And that was just one of several typical comments that Nadia Heng received from other contestants in China during the Miss World 2010 pageant finals.
It had to do with some of the same contestants having participated in the Miss Universe 2010 pageant held earlier.
“The Malaysian Miss Universe contestant was an Indian and they thought all Malaysians looked like that,” the chatty Nadia laughs as she tells her tale to Star Rev.
“I had to do some explaining to them about the ethnic diversity in Malaysia.
“Funnier still was an Indonesian contestant who thought I was Malay,” she said.
Nadia’s Pan-Asian looks stems from her Anglo Chinese parentage.
Her father used to work in Port Dickson’s hotel industry before his retirement and her mother is an administrator at a nursing home in England.
Nadia graduated with a bachelor’s degree from Universiti Sains Malaysia in 2006 and a diploma in public relations from the then Taylor’s College in 2004.
She has a twin sister Natalie who was born a minute older than her, and they live in Petaling Jaya with two housemates.
“My sister and I were enrolled in a Chinese school, and we were often stared at by schoolmates and teachers because of our looks. We have since gotten used to that,” she says.
Nadia made some headway in sports, becoming a state swimmer and district runner.
The opportunity for more exposure came when she was approached by a talent scout during her college days.
Since then, Nadia has appeared in more than 20 TV commercials and print advertisements, among them jobs for Spritzer and Gintel.
She has also hosted a 13-episode TV programme Health Blitz, which was aired on RTM2 in 2008.
Though Nadia is 1.69m - not tall enough by runway modelling standards - she says she was able to make it through by putting on high heels.
“I am used to high heels so such shows are not really difficult for me.”
Winning the Miss Malaysia World 2010 crown has opened many doors for Nadia and encouraged her to take on bigger challenges, among them acting.
“As a newbie, I won’t mind taking minor roles just to gain experience,” she says.
Fortunately, her current public relations job comes with flexible working hours, allowing her some leeway to pursue other interests.
“Most of my work can be done from home so I do not have to commute as frequently as regular office workers.
She was sharing a Perodua Myvi with her sister at one time.
“If I needed the Myvi more than my sister, I would drop her off at the office.
“But if she needed the car more, I would probably end up taking the taxi,” she says.
The little tug-of-war over the Myvi’s keys was resolved with the arrival of a Proton Perdana.
“The Perdana is definitely more spacious but is heavier on the fuel.
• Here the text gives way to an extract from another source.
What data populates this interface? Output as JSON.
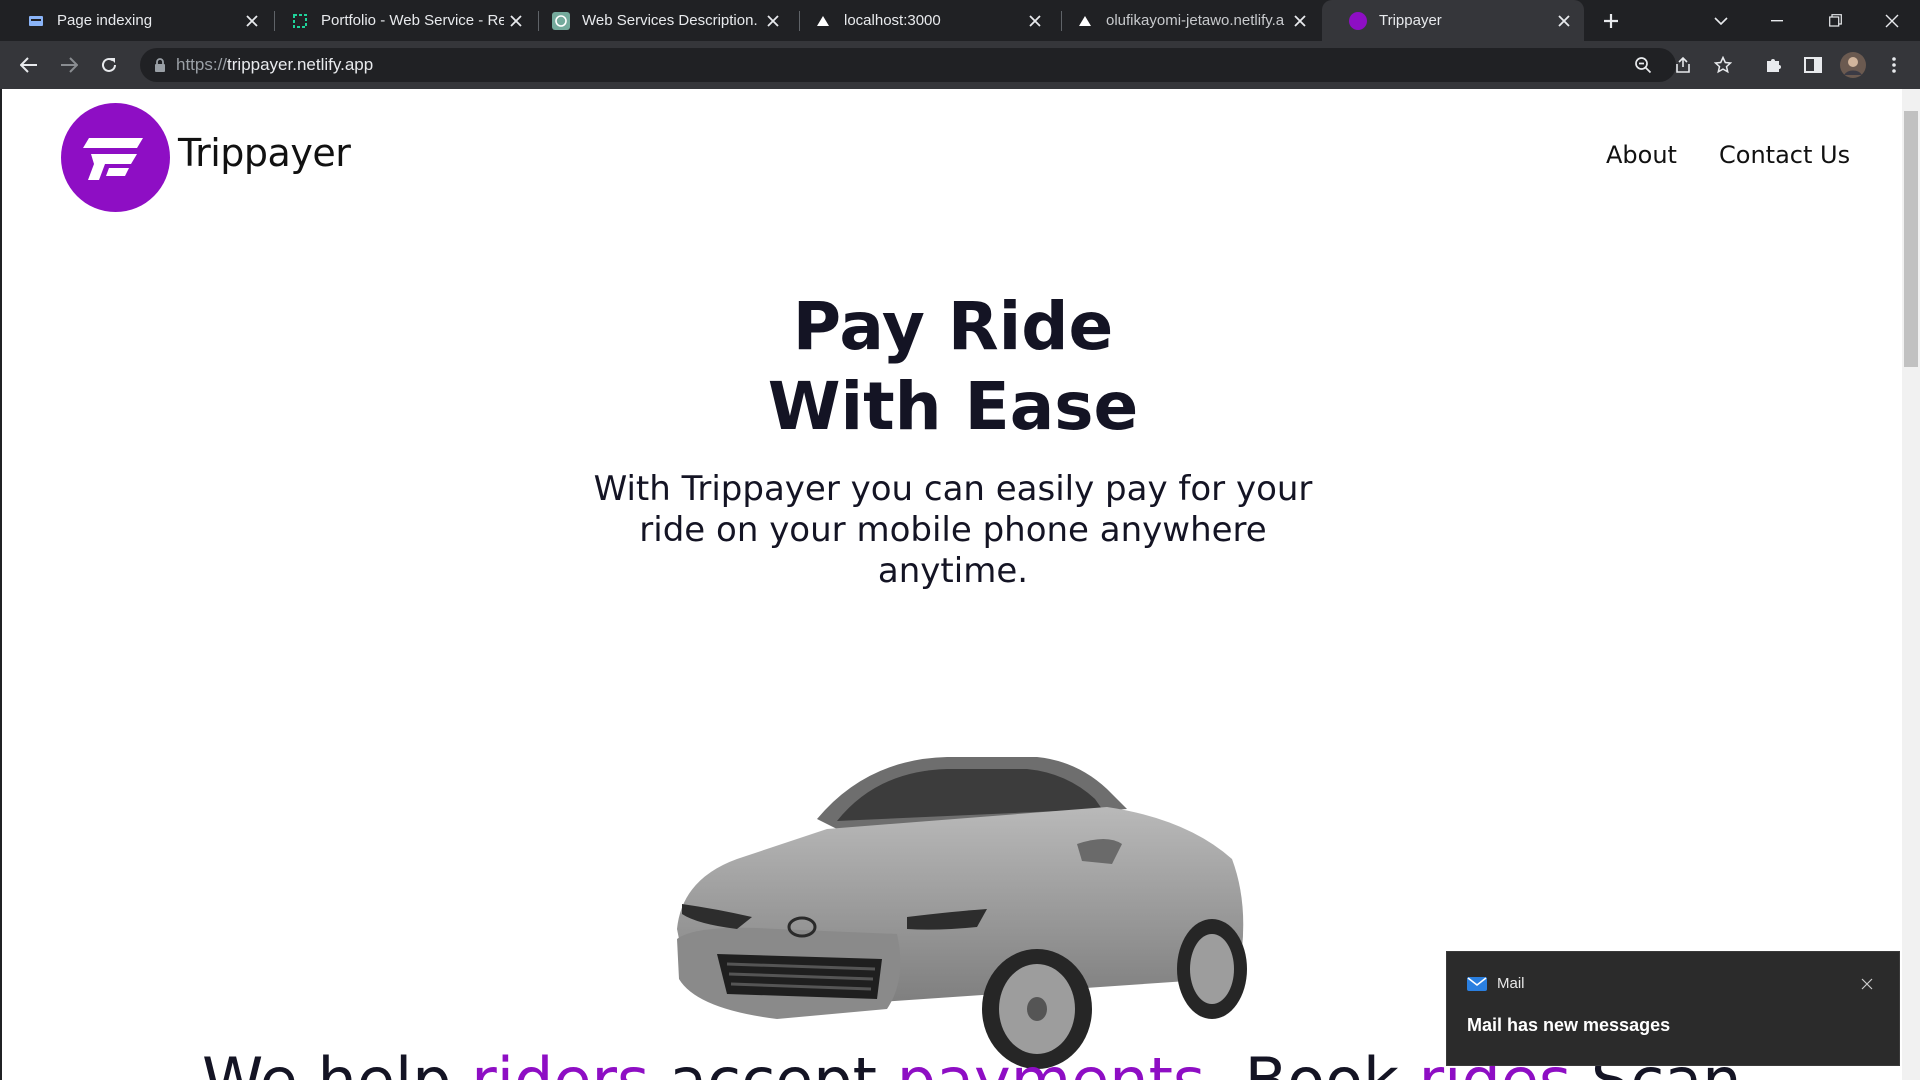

A full tank comes to RM100 while the Myvi’s is only RM60 and goes a lot further on that.”
And since fuel sippers were in her vocabulury, we got her one for a spin - the Lexus CT 200h Luxury.
Nadia’s first impressions of the car was that it was “fast, very smooth and upmarket.”
“Comparing the Lexus with my father’s old Toyota Corolla, Japanese cars have certainly progressed a lot over the years,” says Nadia.
Nadia loves it when the CT 200h whooshes along in full electric mode.
“The car just glides along very quietly without drama.”
The CT 200h, which uses a 1.8-litre petrol and an electric motor, can travel up to 100km on three litres of fuel.
The Luxury variant which costs just above RM200,000 has a lot of goodies - eight airbags, LED headlights and satellite navigation with reverse camera, to name a few.
There was little Nadia did not like about after the drive, except perhaps to wish it could travel much further on full battery mode.
“It will definitely save more fuel and reduce pollution.”
But that’s looking ahead to a full electric car, not just a hybrid, Nadia.